Zach Both is living the tiny mobile home dream. The 23-year-old filmmaker left his job as an art director at a 3D printing startup in late 2014, bought and tricked out a 2003 Chevy Express 3500 van, and hit the road to pursue his dreams. Here, we chat with Both about his design influences, the inspiration behind his website TheVanual.com, and what it’s really like to live and work in such a tiny space.
How did the idea to live in a van come about?
At the time I was working as an art director at a 3D printing startup, but I wanted to go off and do my own thing and get back into filmmaking, which has always been my original passion. One day I saw a video of Alex Honnold’s van. He’s a famous rock climber, and he lived and traveled out of a van and drove to different mountains and climbed. I saw that and it looked really practical and something I could do, but with filmmaking. Two weeks later I bought a van and the rest is history.
How did you come up with the design plan?
The space is quite limited as you can see. I was limited in where I could put the bed and the kitchen area, so I tried to make use of the space as efficiently as possible. As far as the aesthetics, the white paint and the slats, for instance, came from looking at various contemporary architecture and interior design magazines. I feel like a lot of people that convert a van only look at other vans that have been converted, and those vans tend to all look the same. Instead, I tried pulling influences from actual homes and house interiors, as I was considering this as a home for myself.
Do you have any interior design experience?
No interior design experience whatsoever, but once you spend years training your eye for what looks good and functions well, you can apply that to various other practices.
What is your van equipped with?
It has a bed that converts into a futon that actually works on both sides. So when I open up the back doors, the futon can face that way out the back. Underneath the bed is storage space for clothes, power tools, and a whole lot of camera gear.

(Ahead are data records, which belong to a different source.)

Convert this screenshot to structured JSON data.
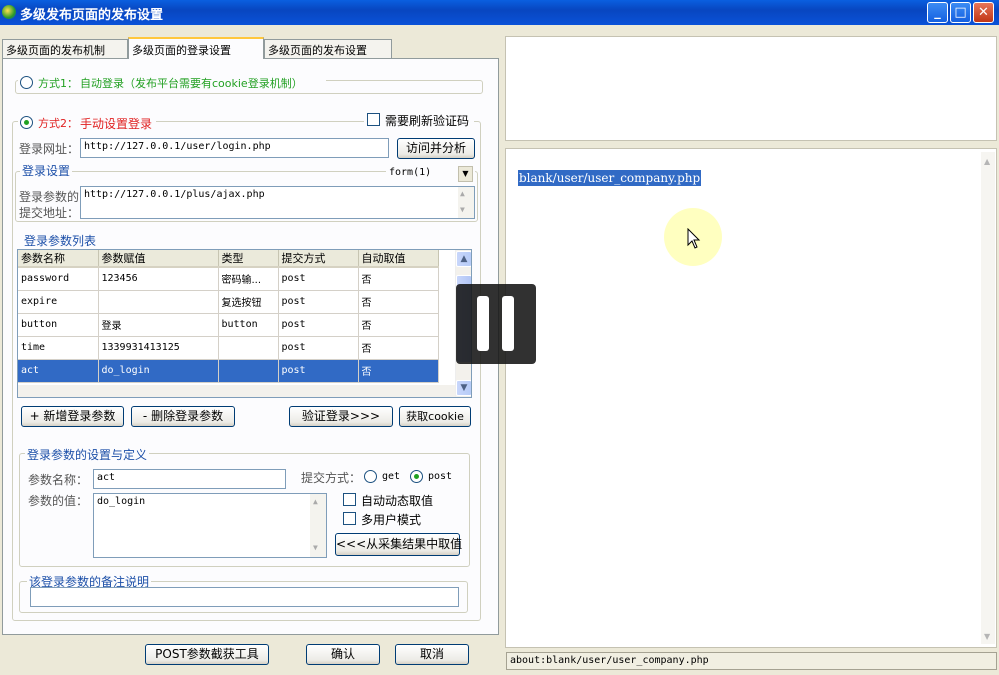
{
  "window": {
    "title": "多级发布页面的发布设置",
    "min": "_",
    "max": "□",
    "close": "✕"
  },
  "tabs": [
    "多级页面的发布机制",
    "多级页面的登录设置",
    "多级页面的发布设置"
  ],
  "mode1": {
    "prefix": "方式1：",
    "label": "自动登录（发布平台需要有cookie登录机制）"
  },
  "mode2": {
    "prefix": "方式2：",
    "label": "手动设置登录",
    "captcha_label": "需要刷新验证码"
  },
  "login": {
    "url_label": "登录网址：",
    "url_value": "http://127.0.0.1/user/login.php",
    "analyze_button": "访问并分析"
  },
  "settings": {
    "group_label": "登录设置",
    "form_select": "form(1)",
    "submit_label_1": "登录参数的",
    "submit_label_2": "提交地址：",
    "submit_value": "http://127.0.0.1/plus/ajax.php"
  },
  "params": {
    "group_label": "登录参数列表",
    "columns": [
      "参数名称",
      "参数赋值",
      "类型",
      "提交方式",
      "自动取值"
    ],
    "rows": [
      [
        "password",
        "123456",
        "密码输...",
        "post",
        "否"
      ],
      [
        "expire",
        "",
        "复选按钮",
        "post",
        "否"
      ],
      [
        "button",
        "登录",
        "button",
        "post",
        "否"
      ],
      [
        "time",
        "1339931413125",
        "",
        "post",
        "否"
      ],
      [
        "act",
        "do_login",
        "",
        "post",
        "否"
      ]
    ]
  },
  "actions": {
    "add": "+ 新增登录参数",
    "remove": "- 删除登录参数",
    "verify": "验证登录>>>",
    "get_cookie": "获取cookie"
  },
  "define": {
    "group_label": "登录参数的设置与定义",
    "name_label": "参数名称：",
    "name_value": "act",
    "value_label": "参数的值：",
    "value_value": "do_login",
    "method_label": "提交方式：",
    "method_get": "get",
    "method_post": "post",
    "auto_value": "自动动态取值",
    "multi_user": "多用户模式",
    "from_result_button": "<<<从采集结果中取值"
  },
  "remark": {
    "group_label": "该登录参数的备注说明",
    "value": ""
  },
  "bottom": {
    "post_tool": "POST参数截获工具",
    "ok": "确认",
    "cancel": "取消"
  },
  "browser": {
    "selected_text": "blank/user/user_company.php",
    "status": "about:blank/user/user_company.php"
  },
  "icons": {
    "pause": "pause-icon",
    "cursor": "mouse-pointer-icon",
    "app": "app-icon"
  }
}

The kitchen area also doubles as a desk or working space and has a stove, a refrigerator, and more storage for dry food and various pots and pans and cooking utensils.
There are two 90-watt solar panels on the roof that power most if not all the electronics inside: the fridge, lights, any sort of camera equipment, and the home theater system, which is a projector that projects onto the white curtain that divides the front and the back of the van.
Let’s talk construction. Where did you get the materials?
Almost all the materials and tools were bought from big box home improvement stores. The only special thing is the wood strips that were used on the ceiling and the side of the kitchen. Those were sourced off of Craigslist from this church in Cleveland that was built in 1886 or so. I just got bags and bags and bags of those for free from a guy that had recently bought a church and was doing some remodeling.
How does your van fit within the context of the tiny home movement?
I’m definitely not the first person to be living and traveling in a van or tiny house, and I’m definitely not the last person. But hopefully the work that I’ve done on my van can help inspire other possible van dwellers to make more considerations when it comes to the aesthetic qualities of their van.
Is van-living cost efficient and economical?
Compared to having an apartment in Los Angeles or San Francisco, definitely. There are homeless people that are living in their vehicles that are doing it insanely cheaply based on what they can afford. There's quite a range of costs. There's also people living in vans that cost almost $80,000 and have all the bells and whistles. So you can make it as practical and cost efficient as possible.
What’s it like living in a van?
Truth be told, I don’t spend a whole lot of time inside the van, just because it’s a small space and can get claustrophobic. I tend to work during the day in coffee shops and libraries, but when I can go out into the wild and be in the mountains, it’s a great place to be. You get quite a view.
Talk a little bit about your website, thevanual.com. Where did the idea come from?
Everything that I know how to do, whether it’s been filmmaking, design, or carpentry, has been self taught using mostly online resources, so I’m a big proponent of passing that along and sharing the knowledge that I’ve learned on various projects.
Head on over to thevanual.com for detailed instructions on how to convert a van into a livable space, and some guidance on how to pursue a life on the road.